Without a doubt, the question I get asked the most from music educators is “how do I deal
with the volume from the percussion section?” In my clinics I usually joke that “yelling at your
drummers just gets them madder!” In truth, there are two types of volume predicaments:
the obvious one of too much volume, and the less obvious but problematic not enough volume.
Not enough volume from any section usually indicates a low level of confidence among the
players. When the player is not confident in their counting or playing ability, entrances are
timid and unsure. One way to overcome this is to have the players rotate within the
section. Often out of necessity, school directors place talented students on snare, leaving
the auxiliary percussion in the hands of less experienced players.
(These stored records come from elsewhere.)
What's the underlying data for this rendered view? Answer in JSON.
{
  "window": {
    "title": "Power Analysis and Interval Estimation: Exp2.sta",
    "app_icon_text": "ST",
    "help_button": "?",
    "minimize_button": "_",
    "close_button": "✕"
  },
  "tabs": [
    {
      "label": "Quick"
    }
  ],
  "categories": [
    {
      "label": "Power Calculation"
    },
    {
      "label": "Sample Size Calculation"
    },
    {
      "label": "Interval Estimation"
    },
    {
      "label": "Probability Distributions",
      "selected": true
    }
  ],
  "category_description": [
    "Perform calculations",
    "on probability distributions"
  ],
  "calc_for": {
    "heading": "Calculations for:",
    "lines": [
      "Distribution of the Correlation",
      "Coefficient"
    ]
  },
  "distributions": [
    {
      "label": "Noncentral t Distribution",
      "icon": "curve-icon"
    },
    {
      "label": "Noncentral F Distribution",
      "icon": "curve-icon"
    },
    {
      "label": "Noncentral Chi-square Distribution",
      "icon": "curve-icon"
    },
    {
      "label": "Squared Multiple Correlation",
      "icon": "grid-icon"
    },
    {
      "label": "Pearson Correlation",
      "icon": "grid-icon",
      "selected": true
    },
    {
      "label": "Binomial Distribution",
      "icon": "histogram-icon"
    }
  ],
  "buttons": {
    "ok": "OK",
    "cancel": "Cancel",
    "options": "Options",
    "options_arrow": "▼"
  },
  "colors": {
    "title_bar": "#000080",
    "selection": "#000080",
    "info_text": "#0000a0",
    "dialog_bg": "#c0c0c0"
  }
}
A gifted snare drummer
needs time on tambourine and triangle in order to round out her percussion education.
Conversely, less talented percussionists need to build their confidence by getting some
time on snare.
Motivation is always a challenge, and a good way to gain unity is to include the percussion
section in the warm ups . Use drill routines that include the batterie.
For volume problems where there is too much of it, there are different tactics to take. One
has to take into account not only the high level of volume but also the quality (or lack of it)
of the soundscape coming from your percussion section. The following tips and techniques
will help your percussionists with dynamics.
The stick is the first place to look for control. I prefer a thicker but lighter stick for my students
and ensembles. The thicker the stick, the better the handling. The more surface there is to
grab, the less tension is created in the grip. Less tension in the hand produces a relaxed
stroke without a staccato stroke getting transmitted to the drum. The staccato stroke
introduces distortion into the sound landscape.
“Yes” ...you might be thinking “but a thicker stick is heavy and cumbersome”. Not if it is
made of maple, which is durable yet lightweight. A stick like the Vic Firth SD2 Bolero fits
the bill for most concert band and orchestral literature. This stick also features a smaller
round tip which produces a focused and dry tone, and is great on cymbals.
Snare stands included with drum sets are for use in the seated position only. Standing
with one of these short stands, places the drum too low, and forces the player to fully
extend the arms while playing. This introduces tension into the stroke resulting in distortion
and a lack of stick control. In addition, the stick is traveling some eighteen inches to hit the
drum head. I challenge any drummer to play from that height and have any dynamic control
other than loud. A concert snare stand (like Ludwig’s LM923SSC) allows placement of
the drum at the player’s waist . While you still will need to remind your players to lower
their sticks when playing tight rolls, drags, and ruffs, this single change in hardware will
dramatically reduce the volume level. A side benefit will be a reduction of backaches from
young drummers as a result of leaning over a drum that is set too low.
Of late, many players have been setting their snare drum at an angle facing the player.
This angle cuts off the stroke and stops any follow-through necessary for good technique.
The very tip of the stick is what makes contact with the head accentuating the high
frequencies and adding distortion into the overall sound. Leveling the snare drum allows
for a good stroke, as well as better contact with the side of the stick’s bead, producing a
darker and more appropriate sound.
The tension and condition of the top batter head of the snare drum is another piece in the
dynamics puzzle. If the drum head is worn out, the wrong type, or too loose, the natural
tendency is to strike it harder in order to get the drum to speak. One of the sure tale signs
that the top head is worn is the coating is chipped off and worn through. Heads with
dimples, dents and/or holes, can’t be tuned well and should be replaced. Change snare
heads at least twice per year. I recommend once in the Fall for the new year, and once
when your group is heading into festival season.
While many choices for heads abound, a medium weight single ply coated head works
best for concert literature. A clear double ply head may be ok for tom toms, but they are
inappropriate for concert snares. For one thing, they are not as responsive as single ply
heads, and have to be struck harder in order to get the snares to speak. Additionally, the
coating on the heads makes the tone a tad darker.
Snare drums in schools need daily tensioning. Push lightly with a finger in the middle of the
top head to see if it sags. After adding tension with a drum key, release the snares
(disengage the strainer) and tap the head two inches in front of each tension rod. Tapping
the head will allow you to hear whether or not the head is in tune with itself. Tighten or
loosen accordingly, and engage the snares back against the bottom head. Tap the top
head lightly with your finger. If the snares are responsive and the tone sounds good, you
are done. If the snares are choked and only respond when you tap harder, loosen the
tension knob at the snare strainer, and reduce the snare wire pressure. Detune the snares
until they rattle, and then tighten them up again until they just stop rattling.
If the snares continue rattling after tightening, the wires are probably bent and need
The beast is subdued!
Cary Nasatir is a Vic Firth Endorser and Director of the Nasatir School of Percussion, a private teaching facility in San Francisco's East Bay. His website is: www.nsopdrums.com